If you read JDK6の新しい国際化機能についての記事, which my Mac reliably informs me means "The article concerning the internationalization function whose JDK6 is new", and you're using Java 7 on your Ubuntu box (as I am), you might have wondered why this guy's fonts are working and yours aren't.
Step 1: Actually install some non-English language support.
Choose "System" > "Administration" > "Language Support" from the menu, and check the languages you're interested in. This will net you all kinds of things (such as spelling checker dictionaries), but most importantly, this is how you make sure you have the right fonts actually installed. By default, if you chose "English" when you installed, you'll only have support for English (though typically, fonts supporting English will support other European languages, even though you won't have stuff like the spelling dictionaries for those languages that explicitly selecting the languages will get you).
Step 2: Tell Java to make use of your new fonts.
In the olden days, when everyone only read and wrote New Jersey Unix English and encoded it in ASCII, fonts would contain a glyph for every one of those glorious 95 printable characters, and maybe one extra for all the unprintable ones. 96 is a nice small number, but when UTF-8 came along, 65,536 seemed like a lot of glyphs. And a German font designer was unlikely to have designed new Hangul glyphs as part of his font, while a Korean font designer probably didn't worry too much about the glyphs needed for English.
The composite font (or "logical font") was invented to make up for this. Pike and Thompson's Hello World or Καλημέρα κόσμε or こんにちは 世界 was the first place I read about this idea. (TeX had used a more general form of the same idea virtual fonts for some time, but they were significantly more complex.)
The idea of a composite font is that it assigns different subfonts (or "physical fonts") to use for different Unicode ranges. So you get your Latin range from this physical font but your Greek range from this physical font and so on. Sometimes these physical fonts are designed to look good together, and sometimes they're not. But an ugly juxtaposition is better than not being able to see the character at all.
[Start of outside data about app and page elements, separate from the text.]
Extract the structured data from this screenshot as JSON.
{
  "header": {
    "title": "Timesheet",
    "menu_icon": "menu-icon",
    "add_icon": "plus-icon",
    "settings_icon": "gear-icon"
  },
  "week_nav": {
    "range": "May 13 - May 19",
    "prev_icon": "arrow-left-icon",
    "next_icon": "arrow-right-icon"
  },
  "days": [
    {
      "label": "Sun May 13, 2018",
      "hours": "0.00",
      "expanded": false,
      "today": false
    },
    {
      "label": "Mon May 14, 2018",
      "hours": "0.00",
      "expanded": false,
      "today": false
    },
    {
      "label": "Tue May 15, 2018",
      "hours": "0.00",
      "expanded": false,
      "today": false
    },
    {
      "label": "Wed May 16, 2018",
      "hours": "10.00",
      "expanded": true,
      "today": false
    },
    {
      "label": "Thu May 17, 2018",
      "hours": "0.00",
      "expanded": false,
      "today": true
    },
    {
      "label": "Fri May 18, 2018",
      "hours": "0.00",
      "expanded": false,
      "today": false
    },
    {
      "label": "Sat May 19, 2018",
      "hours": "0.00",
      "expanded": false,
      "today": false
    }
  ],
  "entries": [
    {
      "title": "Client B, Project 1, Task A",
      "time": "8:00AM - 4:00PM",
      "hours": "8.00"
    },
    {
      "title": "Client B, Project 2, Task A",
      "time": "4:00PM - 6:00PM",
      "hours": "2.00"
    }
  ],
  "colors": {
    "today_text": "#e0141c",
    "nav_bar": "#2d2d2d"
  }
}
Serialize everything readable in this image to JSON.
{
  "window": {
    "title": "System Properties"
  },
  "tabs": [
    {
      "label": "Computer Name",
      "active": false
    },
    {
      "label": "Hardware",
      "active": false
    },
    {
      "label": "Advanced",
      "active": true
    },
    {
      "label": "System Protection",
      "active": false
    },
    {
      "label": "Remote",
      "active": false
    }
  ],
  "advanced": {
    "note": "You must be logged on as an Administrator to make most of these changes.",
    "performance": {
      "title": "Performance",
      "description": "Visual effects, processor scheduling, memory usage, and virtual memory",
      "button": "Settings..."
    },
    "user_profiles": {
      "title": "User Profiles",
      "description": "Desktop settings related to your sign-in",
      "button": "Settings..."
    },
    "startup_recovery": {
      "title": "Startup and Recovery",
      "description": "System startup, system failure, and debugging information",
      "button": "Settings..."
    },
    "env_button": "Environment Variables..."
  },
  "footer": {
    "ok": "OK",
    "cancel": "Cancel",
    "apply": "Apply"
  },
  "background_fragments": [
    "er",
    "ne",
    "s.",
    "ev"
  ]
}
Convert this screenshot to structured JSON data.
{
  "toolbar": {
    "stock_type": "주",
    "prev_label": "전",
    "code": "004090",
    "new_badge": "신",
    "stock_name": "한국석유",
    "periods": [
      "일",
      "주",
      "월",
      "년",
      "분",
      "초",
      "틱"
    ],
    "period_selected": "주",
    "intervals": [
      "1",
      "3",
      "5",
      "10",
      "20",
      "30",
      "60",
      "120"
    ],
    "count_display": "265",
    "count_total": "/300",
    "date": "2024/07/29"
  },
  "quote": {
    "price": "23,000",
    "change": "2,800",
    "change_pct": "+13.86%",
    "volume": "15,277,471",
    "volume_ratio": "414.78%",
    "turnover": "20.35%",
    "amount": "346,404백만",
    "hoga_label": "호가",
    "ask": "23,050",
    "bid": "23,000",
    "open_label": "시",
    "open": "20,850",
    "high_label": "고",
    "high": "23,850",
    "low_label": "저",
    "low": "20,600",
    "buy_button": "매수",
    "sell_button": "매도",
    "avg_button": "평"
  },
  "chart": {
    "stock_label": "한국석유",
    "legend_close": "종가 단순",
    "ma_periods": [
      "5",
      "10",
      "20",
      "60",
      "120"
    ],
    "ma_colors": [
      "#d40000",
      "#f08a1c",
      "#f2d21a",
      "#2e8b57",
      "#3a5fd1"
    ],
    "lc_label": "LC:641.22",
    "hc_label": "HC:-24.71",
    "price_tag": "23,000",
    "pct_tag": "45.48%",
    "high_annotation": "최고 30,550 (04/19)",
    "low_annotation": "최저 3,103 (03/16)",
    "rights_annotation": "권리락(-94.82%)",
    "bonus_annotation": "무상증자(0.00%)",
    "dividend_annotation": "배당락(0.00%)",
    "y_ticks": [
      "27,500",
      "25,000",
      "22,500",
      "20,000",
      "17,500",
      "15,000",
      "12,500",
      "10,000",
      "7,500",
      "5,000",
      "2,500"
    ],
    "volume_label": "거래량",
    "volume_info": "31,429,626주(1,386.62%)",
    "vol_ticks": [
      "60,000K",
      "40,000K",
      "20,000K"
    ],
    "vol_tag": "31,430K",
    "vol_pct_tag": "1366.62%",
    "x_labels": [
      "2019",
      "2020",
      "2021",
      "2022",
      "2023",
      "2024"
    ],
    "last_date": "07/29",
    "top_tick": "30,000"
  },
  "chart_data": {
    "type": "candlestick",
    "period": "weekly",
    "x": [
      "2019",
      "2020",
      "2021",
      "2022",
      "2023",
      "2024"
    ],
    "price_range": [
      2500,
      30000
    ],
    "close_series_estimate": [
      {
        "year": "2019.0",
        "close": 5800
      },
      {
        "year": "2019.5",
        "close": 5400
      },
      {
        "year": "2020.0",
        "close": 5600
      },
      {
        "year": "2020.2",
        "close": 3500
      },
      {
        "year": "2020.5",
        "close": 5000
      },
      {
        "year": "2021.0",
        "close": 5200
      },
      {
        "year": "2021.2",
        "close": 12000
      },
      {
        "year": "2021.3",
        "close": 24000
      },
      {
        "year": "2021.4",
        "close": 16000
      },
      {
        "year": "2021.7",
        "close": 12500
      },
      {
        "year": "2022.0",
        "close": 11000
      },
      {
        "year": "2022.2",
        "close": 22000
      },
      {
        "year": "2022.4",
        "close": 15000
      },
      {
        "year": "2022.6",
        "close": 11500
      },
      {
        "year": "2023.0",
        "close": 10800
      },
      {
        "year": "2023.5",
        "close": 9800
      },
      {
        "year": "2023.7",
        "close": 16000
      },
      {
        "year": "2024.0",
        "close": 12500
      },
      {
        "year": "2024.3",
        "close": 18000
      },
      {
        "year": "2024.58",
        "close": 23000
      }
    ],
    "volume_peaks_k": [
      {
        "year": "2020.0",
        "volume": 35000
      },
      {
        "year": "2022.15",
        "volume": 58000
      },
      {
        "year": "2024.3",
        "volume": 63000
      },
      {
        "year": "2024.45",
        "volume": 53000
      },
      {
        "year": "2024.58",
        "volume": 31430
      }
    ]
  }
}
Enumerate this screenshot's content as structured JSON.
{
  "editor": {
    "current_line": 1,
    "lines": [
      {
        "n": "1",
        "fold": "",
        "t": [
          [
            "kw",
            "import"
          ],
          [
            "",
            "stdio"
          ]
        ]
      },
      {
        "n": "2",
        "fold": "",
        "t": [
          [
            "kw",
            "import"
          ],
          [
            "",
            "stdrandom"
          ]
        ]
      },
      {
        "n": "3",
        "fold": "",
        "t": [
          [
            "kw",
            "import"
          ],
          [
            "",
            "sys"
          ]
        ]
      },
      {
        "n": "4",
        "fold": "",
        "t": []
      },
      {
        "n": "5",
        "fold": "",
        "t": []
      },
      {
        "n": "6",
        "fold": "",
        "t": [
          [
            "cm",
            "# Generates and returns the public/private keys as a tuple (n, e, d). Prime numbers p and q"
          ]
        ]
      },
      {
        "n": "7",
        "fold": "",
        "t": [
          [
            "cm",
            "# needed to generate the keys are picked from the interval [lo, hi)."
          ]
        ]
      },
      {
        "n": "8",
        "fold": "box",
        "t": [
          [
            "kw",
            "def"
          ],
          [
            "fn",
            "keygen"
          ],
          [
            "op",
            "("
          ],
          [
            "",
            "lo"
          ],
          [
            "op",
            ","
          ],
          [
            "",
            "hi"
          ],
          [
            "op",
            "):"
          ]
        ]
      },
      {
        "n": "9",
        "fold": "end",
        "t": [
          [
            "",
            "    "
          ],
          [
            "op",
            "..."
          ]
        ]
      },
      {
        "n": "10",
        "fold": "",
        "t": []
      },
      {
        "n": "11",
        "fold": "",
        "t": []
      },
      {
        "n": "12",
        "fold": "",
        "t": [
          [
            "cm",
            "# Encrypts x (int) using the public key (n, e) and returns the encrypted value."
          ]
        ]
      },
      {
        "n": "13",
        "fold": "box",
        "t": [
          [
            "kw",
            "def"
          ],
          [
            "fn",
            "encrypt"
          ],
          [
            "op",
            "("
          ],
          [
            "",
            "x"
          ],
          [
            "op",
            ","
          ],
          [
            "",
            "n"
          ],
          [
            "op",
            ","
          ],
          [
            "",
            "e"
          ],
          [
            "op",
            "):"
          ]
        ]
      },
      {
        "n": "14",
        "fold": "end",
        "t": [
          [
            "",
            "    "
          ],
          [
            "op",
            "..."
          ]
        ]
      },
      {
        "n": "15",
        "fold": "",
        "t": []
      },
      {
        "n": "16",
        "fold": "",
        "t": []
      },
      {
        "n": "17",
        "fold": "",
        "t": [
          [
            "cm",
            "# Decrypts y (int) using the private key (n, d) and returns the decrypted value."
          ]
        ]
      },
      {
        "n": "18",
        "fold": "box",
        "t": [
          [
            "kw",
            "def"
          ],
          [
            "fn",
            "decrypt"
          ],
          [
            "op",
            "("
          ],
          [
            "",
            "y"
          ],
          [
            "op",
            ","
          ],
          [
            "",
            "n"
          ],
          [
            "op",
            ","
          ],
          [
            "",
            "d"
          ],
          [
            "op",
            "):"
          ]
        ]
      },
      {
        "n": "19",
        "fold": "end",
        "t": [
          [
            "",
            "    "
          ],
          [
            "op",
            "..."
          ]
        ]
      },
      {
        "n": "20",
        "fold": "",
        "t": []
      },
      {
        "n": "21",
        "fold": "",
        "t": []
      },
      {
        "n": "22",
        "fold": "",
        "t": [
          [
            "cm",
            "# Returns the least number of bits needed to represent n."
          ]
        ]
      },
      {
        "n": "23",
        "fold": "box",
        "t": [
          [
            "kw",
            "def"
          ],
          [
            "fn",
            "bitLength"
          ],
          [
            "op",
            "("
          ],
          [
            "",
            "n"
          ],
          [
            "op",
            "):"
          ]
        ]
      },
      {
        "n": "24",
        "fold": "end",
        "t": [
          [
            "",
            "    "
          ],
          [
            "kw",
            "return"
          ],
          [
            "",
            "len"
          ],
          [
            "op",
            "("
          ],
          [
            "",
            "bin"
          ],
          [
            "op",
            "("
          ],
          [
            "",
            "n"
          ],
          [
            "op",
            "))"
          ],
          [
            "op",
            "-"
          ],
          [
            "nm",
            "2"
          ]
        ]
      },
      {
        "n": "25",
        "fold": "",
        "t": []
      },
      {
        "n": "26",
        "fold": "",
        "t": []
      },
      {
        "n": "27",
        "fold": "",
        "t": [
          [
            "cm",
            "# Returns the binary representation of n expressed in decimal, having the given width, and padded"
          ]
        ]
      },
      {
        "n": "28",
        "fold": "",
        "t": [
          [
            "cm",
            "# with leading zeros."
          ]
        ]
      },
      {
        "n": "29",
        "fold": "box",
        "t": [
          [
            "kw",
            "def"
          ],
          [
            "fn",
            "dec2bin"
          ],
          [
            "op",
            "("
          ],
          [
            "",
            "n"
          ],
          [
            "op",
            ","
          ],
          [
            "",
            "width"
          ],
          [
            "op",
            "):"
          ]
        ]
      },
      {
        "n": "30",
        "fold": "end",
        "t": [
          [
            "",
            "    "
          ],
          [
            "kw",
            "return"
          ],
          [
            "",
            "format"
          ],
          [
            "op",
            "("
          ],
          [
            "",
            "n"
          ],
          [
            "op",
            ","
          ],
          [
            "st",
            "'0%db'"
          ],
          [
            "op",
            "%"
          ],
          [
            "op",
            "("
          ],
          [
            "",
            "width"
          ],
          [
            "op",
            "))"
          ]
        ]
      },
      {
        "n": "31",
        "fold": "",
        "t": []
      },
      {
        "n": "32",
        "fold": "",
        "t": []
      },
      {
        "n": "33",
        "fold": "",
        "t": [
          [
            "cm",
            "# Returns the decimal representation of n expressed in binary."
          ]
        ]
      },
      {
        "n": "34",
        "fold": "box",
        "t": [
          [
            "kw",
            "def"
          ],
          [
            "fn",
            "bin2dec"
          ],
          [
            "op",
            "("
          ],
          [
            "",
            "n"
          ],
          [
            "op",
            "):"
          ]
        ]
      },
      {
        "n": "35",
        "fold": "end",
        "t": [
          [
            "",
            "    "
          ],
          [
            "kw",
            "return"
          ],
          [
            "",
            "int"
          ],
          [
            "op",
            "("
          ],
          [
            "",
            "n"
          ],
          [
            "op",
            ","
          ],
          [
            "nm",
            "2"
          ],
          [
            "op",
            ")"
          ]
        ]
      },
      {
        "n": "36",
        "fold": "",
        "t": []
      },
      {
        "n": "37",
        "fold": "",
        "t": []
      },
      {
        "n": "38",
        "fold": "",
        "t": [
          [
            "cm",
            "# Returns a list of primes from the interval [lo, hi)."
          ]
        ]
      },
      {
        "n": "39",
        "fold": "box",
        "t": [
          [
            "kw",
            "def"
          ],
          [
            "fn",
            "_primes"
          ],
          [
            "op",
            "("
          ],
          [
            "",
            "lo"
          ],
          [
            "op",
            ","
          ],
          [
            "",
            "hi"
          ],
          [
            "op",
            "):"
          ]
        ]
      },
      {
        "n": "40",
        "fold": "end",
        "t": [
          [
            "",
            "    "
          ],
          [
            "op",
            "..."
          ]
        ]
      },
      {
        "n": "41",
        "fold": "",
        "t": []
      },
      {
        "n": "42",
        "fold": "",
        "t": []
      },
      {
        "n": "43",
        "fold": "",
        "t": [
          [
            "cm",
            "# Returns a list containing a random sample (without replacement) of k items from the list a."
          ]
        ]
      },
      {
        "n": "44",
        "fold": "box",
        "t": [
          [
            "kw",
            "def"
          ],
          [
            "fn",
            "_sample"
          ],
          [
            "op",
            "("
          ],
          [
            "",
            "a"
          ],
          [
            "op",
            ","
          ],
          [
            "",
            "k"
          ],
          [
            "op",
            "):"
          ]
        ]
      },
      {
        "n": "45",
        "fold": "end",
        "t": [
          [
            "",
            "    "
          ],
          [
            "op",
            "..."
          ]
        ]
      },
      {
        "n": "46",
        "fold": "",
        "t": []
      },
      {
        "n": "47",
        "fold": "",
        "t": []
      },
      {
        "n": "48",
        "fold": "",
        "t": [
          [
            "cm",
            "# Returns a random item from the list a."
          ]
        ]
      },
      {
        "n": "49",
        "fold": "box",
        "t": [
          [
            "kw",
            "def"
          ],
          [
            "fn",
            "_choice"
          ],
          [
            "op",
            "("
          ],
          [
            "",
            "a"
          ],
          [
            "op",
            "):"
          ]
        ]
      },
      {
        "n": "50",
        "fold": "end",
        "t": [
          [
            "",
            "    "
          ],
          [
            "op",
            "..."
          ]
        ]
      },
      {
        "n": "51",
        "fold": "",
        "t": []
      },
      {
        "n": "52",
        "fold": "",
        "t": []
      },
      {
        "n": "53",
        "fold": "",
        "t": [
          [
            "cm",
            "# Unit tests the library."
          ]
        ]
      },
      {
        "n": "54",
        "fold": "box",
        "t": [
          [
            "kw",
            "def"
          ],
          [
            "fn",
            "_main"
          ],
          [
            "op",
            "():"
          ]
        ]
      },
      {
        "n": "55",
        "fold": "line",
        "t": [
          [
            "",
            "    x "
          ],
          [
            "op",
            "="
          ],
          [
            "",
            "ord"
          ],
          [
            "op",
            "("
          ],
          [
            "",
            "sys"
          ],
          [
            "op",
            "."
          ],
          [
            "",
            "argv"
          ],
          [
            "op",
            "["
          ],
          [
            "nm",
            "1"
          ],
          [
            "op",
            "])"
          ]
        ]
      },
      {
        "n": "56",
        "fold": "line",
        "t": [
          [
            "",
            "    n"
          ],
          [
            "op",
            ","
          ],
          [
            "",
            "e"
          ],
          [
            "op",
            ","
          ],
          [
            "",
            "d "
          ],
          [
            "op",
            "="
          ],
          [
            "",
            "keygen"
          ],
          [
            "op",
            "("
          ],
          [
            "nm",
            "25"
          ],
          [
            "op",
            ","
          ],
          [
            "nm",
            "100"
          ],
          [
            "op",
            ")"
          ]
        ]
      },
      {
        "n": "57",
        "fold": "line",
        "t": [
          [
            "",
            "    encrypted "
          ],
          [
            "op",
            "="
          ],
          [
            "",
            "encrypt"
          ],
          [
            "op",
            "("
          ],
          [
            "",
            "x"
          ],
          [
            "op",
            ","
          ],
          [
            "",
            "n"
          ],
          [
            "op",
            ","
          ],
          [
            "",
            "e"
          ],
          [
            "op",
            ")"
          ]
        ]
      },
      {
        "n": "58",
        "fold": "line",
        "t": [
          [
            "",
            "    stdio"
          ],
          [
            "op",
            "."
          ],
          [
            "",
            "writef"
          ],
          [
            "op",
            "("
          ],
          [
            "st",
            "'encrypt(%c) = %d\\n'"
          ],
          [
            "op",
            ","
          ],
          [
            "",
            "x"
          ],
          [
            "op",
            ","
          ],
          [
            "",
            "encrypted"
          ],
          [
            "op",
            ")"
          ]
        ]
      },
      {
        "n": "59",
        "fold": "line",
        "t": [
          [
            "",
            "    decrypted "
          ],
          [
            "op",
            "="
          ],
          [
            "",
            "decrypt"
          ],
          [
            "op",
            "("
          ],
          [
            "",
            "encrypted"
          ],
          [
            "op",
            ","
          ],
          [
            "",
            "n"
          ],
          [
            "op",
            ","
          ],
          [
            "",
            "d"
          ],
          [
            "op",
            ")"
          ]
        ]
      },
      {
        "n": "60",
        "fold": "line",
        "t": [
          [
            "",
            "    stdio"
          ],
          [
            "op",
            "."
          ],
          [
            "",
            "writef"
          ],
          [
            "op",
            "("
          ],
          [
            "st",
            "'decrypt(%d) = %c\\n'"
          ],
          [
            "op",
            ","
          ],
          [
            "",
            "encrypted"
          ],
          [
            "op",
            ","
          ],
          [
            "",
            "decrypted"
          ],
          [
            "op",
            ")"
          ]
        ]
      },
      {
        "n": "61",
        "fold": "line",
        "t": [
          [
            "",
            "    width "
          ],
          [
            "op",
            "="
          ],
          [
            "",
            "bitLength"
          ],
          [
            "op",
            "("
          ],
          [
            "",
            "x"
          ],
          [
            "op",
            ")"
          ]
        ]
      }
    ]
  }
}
In Java, the composite fonts aren't hard-coded. They're defined in (these days) fontconfig.properties files in the JVM's jre/lib/ directory. You can find more details of the actual search in Sun's Font Configuration Files documentation, but you'd expect (especially given the recent announcements) that there would be an Ubuntu-specific file. There isn't, at least not as far as Java 7-b11. I've raised Sun bug 6551584 for this.
So, you need to get yourself a "fontconfig.properties" appropriate to Ubuntu. You can write your own, as I did the day before reading Naoto Sato's post, or you can just copy the one that's package with the sun-java6-jdk package.
Now, as long as you only use one of Java's logical fonts ("Dialog" or "Monospaced" and so on) you'll see glyphs for the far-east Asian languages too. If you use a physical font such as "Lucida Sans Typewriter", you'll only see glyphs for the range that the physical font covers. This is in contrast to Mac OS, where everything just works without configuration, even if you ask for a physical font.
What if my application needs a physical font with fallbacks?
If you use new Font("Verdana"), say, you get just that physical font. You might think there would be a convenient way to say "I'd like a composite font, please, with sensible fallback fonts and this primary physical font", but you'd be wrong. Now, if your physical font is proportionally-spaced, there's good news. There's private, undocumented API in sun.font.FontManager that lets you create a new CompositeFont (which is-a java.awt.Font). The composite font is hard-coded to use the "Dialog" logical font fallbacks, and it's the mechanism used by Swing to fit in with the native platform's font.
It turns out that this API is actually exposed by javax.swing.text's StyleContext class, in the shape of the getFont method. If you call StyleContext.getDefaultStyleContext.getFont instead of new Font, you'll get a composite font. The only thing to watch out for is that StyleContext's so-called "cache" doesn't have an eviction policy. So if you're creating lots of randomized fonts, this might cause problems.
Obviously, returning a composite font isn't documented behavior of this method, but it would hurt Swing to regress, so it's unlikely to be broken. And you can always reflect FontManager.getCompositeFontUIResource if the worst comes to the worst.
What if my application needs a monospaced physical font with fallbacks?
If your physical font is monospaced, you're in trouble. The use of the "Dialog" logical font for fallbacks is hard-coded, so you can't just ask for "Monospaced" for your fallbacks instead. I've tried using reflection on both CompositeFont.replaceComponentFont and FontManager.replaceFont, but without success.
The only reliable work-around I can think of would be to rewrite your text rendering to use multiple fonts, choosing the right one for each run of characters in any given Unicode range. (That is, duplicate the work of CompositeFont in your application's code.) I've raised Sun bug 6551615 for this.